This post is by Fleur Jongepier (picture below). Starting Autumn 2017 she will be based in Cambridge (UK), working on the role and value of self-knowledge in contemporary liberalism.
In the previous blogpost
, I introduced some examples that I suggested provide a challenge to what I referred to as the ‘traditional’ approach to the notion of first-person authority, namely, the view according to which first-person authority and self-knowledge always come and go together. I ended the post by mentioning the following three views about the relation between first-person authority and self-knowledge:
- The Decoupling View. They have first-person authority despite not having self-knowledge.
- The Negative Traditional ViewThey do not have self-knowledge, therefore do not have first-person authority.
- The Positive Traditional View. They have self-knowledge and therefore have first-person authority.
One reason for thinking the second, Negative Traditional view (‘no self-knowledge, no authority’) is mistaken is because it appears to yield way too rigorous consclusions. It fails to reflect the way that we treat people’s sincere self-ascriptions. Even if someone says “I want to kill myself” and is clearly self-deceived somehow, it does not seem to be the case that we would be inclined or indeed justified to simply overrule or correct her self-ascription, and so it seems we should not deny her first-person authority.
Even if someone is wrong
when s/he says “I feel X” or “I want Y”, it is still in an important sense out of place or inappropriate to e.g. say “No you’re not” – even if you’re entitled, epistemically speaking. So even when a person issues a self-ascription that is a very poor guide to how s/he will act in the future, this does not license us to correct, challenge or overrule the self-ascription. Indeed, we need to take their self-ascriptions seriously if we want to try to make them see their mistake or change their minds. Granting someone first-person authority is a condition for e.g. engaging in psychotherapy at all (see Strijbos and Jongepier forthcoming

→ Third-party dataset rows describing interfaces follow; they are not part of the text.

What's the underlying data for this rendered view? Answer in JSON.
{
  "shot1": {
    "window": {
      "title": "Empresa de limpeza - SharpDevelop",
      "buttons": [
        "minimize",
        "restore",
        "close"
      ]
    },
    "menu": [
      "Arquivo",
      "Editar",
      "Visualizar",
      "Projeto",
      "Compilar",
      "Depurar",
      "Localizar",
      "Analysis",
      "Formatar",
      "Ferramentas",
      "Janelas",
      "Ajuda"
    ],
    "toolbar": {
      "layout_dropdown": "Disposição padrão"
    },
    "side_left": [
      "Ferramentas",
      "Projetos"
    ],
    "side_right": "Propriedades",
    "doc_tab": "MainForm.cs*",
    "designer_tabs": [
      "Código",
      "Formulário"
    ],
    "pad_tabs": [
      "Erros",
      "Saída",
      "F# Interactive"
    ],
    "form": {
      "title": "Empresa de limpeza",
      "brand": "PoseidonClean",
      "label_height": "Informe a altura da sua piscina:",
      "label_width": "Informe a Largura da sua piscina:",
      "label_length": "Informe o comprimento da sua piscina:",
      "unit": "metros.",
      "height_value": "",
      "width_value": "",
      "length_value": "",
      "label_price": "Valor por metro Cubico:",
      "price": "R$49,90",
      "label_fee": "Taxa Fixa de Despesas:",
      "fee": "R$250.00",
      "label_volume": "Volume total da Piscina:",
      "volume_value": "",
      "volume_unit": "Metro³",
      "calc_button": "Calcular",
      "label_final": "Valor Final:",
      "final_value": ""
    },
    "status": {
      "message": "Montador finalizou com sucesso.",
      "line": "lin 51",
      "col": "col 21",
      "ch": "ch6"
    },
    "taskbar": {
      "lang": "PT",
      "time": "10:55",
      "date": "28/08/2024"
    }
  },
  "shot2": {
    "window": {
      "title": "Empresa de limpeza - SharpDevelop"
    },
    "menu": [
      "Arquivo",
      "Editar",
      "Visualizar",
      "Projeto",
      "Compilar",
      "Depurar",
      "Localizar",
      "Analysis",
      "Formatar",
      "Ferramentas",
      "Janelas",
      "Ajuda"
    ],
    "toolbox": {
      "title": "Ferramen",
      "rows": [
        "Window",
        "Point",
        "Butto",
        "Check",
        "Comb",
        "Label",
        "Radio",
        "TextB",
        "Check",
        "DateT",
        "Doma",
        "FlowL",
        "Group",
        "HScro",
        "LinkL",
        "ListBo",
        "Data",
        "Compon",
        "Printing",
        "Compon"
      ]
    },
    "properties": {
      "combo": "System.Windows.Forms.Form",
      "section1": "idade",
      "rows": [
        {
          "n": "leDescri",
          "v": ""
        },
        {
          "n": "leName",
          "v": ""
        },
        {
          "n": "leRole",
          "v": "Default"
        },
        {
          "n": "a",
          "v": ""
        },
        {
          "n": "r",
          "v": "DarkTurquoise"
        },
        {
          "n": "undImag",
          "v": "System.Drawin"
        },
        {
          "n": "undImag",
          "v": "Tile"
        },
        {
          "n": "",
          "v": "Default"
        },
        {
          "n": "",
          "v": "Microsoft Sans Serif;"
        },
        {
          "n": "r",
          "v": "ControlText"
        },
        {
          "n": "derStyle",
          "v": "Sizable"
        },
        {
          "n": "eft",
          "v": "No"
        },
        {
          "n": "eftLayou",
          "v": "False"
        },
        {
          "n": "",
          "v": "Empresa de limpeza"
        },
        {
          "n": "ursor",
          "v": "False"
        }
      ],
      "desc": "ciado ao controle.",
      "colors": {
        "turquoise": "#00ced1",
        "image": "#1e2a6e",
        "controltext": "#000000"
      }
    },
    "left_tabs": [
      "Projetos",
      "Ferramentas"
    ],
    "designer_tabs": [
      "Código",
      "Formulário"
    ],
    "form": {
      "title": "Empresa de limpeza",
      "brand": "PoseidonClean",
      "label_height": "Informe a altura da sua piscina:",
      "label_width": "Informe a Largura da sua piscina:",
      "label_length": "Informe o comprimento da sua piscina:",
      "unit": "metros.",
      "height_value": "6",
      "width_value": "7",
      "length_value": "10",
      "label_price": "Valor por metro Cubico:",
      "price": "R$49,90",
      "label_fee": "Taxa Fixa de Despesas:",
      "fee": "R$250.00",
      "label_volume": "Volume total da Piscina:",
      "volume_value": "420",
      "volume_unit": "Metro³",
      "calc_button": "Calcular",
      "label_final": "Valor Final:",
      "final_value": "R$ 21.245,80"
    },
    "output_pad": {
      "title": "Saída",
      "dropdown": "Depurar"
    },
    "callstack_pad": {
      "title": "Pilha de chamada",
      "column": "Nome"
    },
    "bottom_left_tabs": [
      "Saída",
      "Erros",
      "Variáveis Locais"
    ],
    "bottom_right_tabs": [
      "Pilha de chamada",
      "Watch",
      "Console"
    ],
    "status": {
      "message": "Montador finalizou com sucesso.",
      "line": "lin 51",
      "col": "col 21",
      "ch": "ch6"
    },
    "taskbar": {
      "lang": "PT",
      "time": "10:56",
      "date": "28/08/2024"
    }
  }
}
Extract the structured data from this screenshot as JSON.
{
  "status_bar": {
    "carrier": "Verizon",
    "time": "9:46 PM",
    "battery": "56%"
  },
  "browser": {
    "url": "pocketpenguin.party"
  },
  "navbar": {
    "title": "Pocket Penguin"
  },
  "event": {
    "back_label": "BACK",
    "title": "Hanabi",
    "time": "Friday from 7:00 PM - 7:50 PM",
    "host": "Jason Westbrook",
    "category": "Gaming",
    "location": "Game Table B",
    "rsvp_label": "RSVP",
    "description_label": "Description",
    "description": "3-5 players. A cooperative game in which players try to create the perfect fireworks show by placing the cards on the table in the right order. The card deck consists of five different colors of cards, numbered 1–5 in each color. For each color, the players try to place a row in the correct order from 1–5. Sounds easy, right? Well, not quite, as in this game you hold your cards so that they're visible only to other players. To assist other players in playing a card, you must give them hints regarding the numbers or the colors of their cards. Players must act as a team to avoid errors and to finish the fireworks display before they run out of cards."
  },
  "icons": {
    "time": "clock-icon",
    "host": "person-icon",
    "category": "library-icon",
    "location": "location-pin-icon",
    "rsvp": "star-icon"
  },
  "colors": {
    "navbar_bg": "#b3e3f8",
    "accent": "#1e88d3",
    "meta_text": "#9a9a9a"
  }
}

What about the third option? On the assumption the traditional view is right, granting that subjects have first-person authority in the given examples might also mean they therefore must have self-knowledge, given that on the traditional view, first-person authority and self-knowledge are a package deal. Those defending this option will thus want to say that e.g. the person saying he wants to kill himself in some sense does
have self-knowledge, even if he does not (luckily) take any steps to act according to his own self-ascription. The defender of the third view will thus have to argue that it’s not evident that one lacks self-knowledge if one does not act in accordance with one’s own self-ascription.
And indeed such a view has been defended (see e.g. Ferrero 2003
and Bortolotti 2009
). Luca Ferrero instance claims that “First-person authority is characteristic of self-ascriptions of present
attitudes” and that “The distinctive
first-person authority of [someone’s] self-ascriptions concerns ... whether she takes responsibility for them, not whether the self-ascribed attitude is both correct and a reliable guide to future conduct” (2003, 570 emphases in original). Lisa Bortolotti in a similar vein claims that subjects can have knowledge of their attitudes “no matter how representative of their future behaviour those attitudes would [turn] out to be” (Bortolotti 2009, 639). The subject, Ferrero and Bortolotti emphasize, has self-knowledge and responsibility with respect to what s/he is currently
thinking or judging, and it’s this type of self-knowledge that lies at the basis of his self-ascription being authoritative.